I arrived shortly after 8:00 AM, but the special Author's Breakfasts/Luncheons were sold out already except for Sunday, and all the autograph tickets were gone. Later I spoke to someone who was staying nearby and had arrived to stand in line at 6:30 AM. She wasn't at the front of the line. I decided I didn't need to see Gary Trudeau as much as I thought - to get into the city that early I would have had to catch a 6:10 train.

We connected with some people, and I came away with a ton of loot. I earned that loot, though - I stood in line for it, I carried it around in flimsy free booth bags for 10 hours, and dragged it back to Westchester on the subway/train (you should see what my hands look like after 3 days of that!). Through the rain. Uphill, both ways.


Orson Scott Card
Ruben Bolling (author of Tom the Dancing Bug)
The graphic novel panel
Gregory Maguire (snagged a copy of Son of a Witch)
George R. R. Martin
Terry Pratchett
Neil Gaiman

The breakfast Sunday morning, with Barbara Ehrenreich, Umberto Eco, and John Irving, hosted by Bob Herbert, was great. The food was awful, but the banter was extaordinary.

Pictures will have to wait until I can download them from my camera tomorrow.

Quote from Brad Meltzer: "Just because your fiction is serious doesn't mean it's serious fiction."

I got to meet Michael Stradther, author of A Treasure's Trove, who gave me a signed copy of the book. It's been very much in the news lately since the discovery of one of the treasures. I'm working busily to decode the clues and find me some bling-bling.


The most impressive new project I saw was a collection of photographs taken in Iraq by four photojournalists, titled Unembedded. A very different perspective. I can't wait to see the whole thing.


BEA Day 1 & 2

I feel like I've been inside a caleidoscope for the past two days. I've been having a ball. My feet are killing me. And I've been making full use of my cameraphone.

More later.


Well, I missed the whole thing tonight. No Billy Crystal for me. I'm sure it was mind-blowingly awesome.

The Book Expo of America

I am very excited about the next few days. I will be attending the Book Expo of America in NYC which starts Thursday night and runs through Sunday. I am looking forward to getting authographs or handshakes from, among others:
Terry Pratchett
Neil Gaiman
James Patterson
George R. R. Martin
Carl Hiaasen
Gregory Maguire
Gary Trudeau

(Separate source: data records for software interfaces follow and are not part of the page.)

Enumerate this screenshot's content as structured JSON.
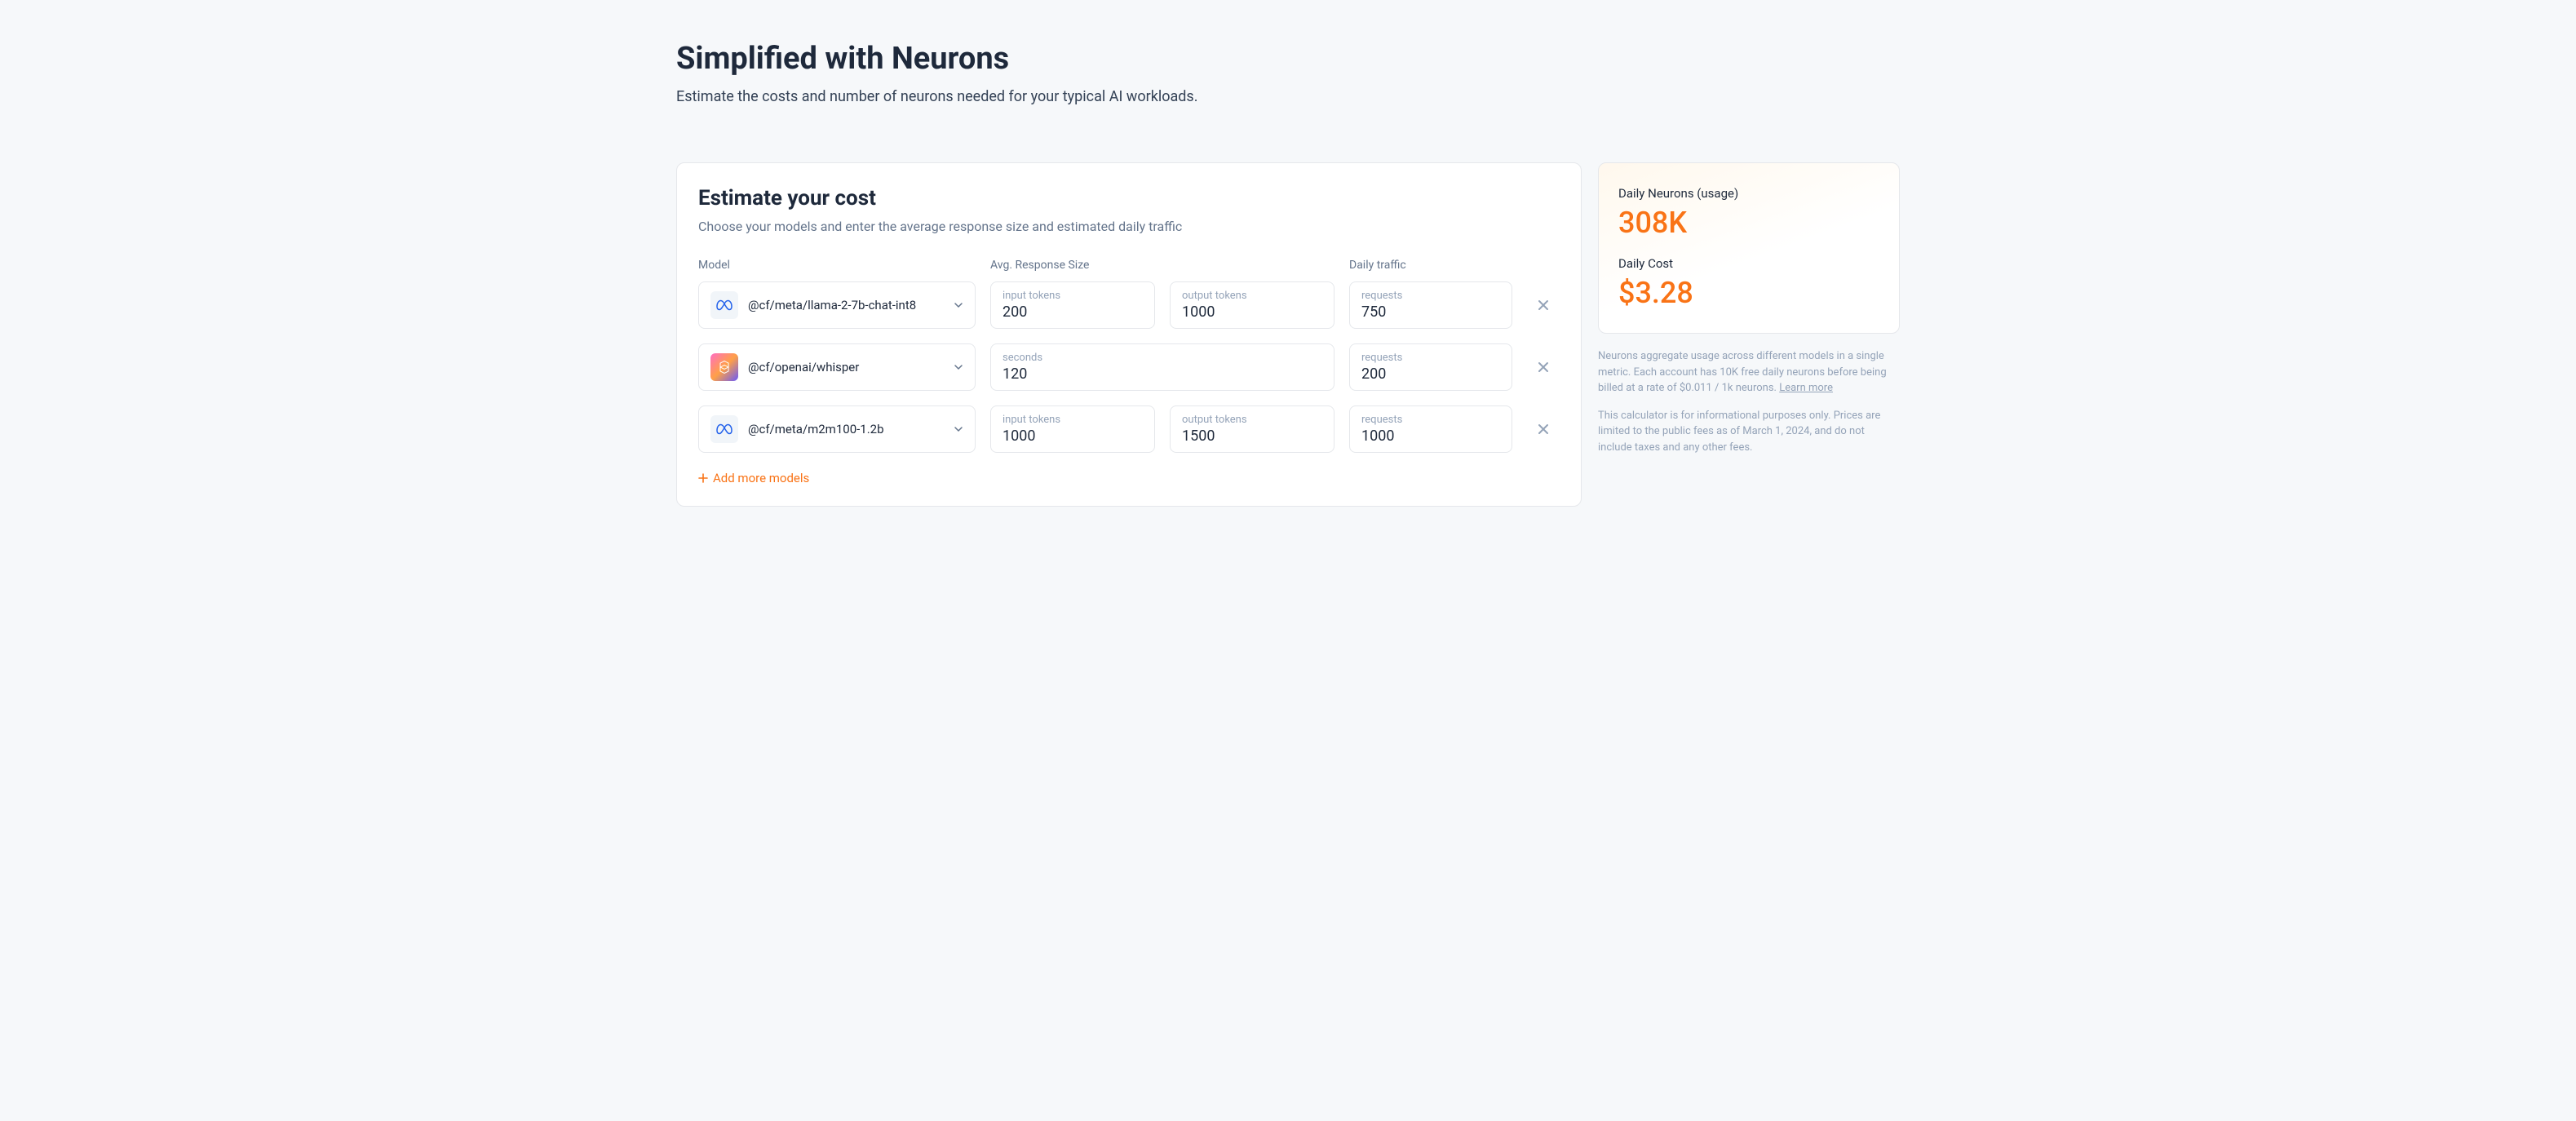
{
  "header": {
    "title": "Simplified with Neurons",
    "subtitle": "Estimate the costs and number of neurons needed for your typical AI workloads."
  },
  "card": {
    "title": "Estimate your cost",
    "subtitle": "Choose your models and enter the average response size and estimated daily traffic",
    "columns": {
      "model": "Model",
      "response": "Avg. Response Size",
      "traffic": "Daily traffic"
    },
    "labels": {
      "input_tokens": "input tokens",
      "output_tokens": "output tokens",
      "seconds": "seconds",
      "requests": "requests"
    },
    "add_label": "Add more models"
  },
  "rows": [
    {
      "icon": "meta",
      "model": "@cf/meta/llama-2-7b-chat-int8",
      "type": "tokens",
      "input": "200",
      "output": "1000",
      "requests": "750"
    },
    {
      "icon": "openai",
      "model": "@cf/openai/whisper",
      "type": "seconds",
      "seconds": "120",
      "requests": "200"
    },
    {
      "icon": "meta",
      "model": "@cf/meta/m2m100-1.2b",
      "type": "tokens",
      "input": "1000",
      "output": "1500",
      "requests": "1000"
    }
  ],
  "summary": {
    "neurons_label": "Daily Neurons (usage)",
    "neurons_value": "308K",
    "cost_label": "Daily Cost",
    "cost_value": "$3.28"
  },
  "footnotes": {
    "note1": "Neurons aggregate usage across different models in a single metric. Each account has 10K free daily neurons before being billed at a rate of $0.011 / 1k neurons. ",
    "learn_more": "Learn more",
    "note2": "This calculator is for informational purposes only. Prices are limited to the public fees as of March 1, 2024, and do not include taxes and any other fees."
  }
}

And that's just the beginning. I've been going over the schedule and I am going to have to clone myself to see everything I want to see.

My biggest challenge is to avoid being completely star struck.

I'll try to update throughout the conference. The first big event is the opening ceremony with Billy Crystal, which should be a big hit.

The Poems and Songs of Robert Burns

My grandmother was born in Scotland. My family has an annual Robert Burns dinner which I have so far not managed to get to. I am familiar with bits and pieces of the poet's work, and it was a delight to recognize these favorite, oft-quoted lines in this excellent production.

Dan Cairney performs the well-known classics as well as some more obscure works. The material is challenging, and he rises to the task with glee; he gives full throat to the Scottish dialect and accent and doesn't hesitate to speed up to an occasionally galumphing pace when the material demands. Including the text with the tape would have been a nice touch, especially for the general public.

My favorite work was 'The Cotter'; my favorite line, from 'Ode to a Louse':

O wad some Power the giftie gie us
To see oursels as ithers see us!
It wad frae mony a blunder free us,
An' foolish notion:
What airs in dress an' gait wad lea'e us,
An' ev'n devotion!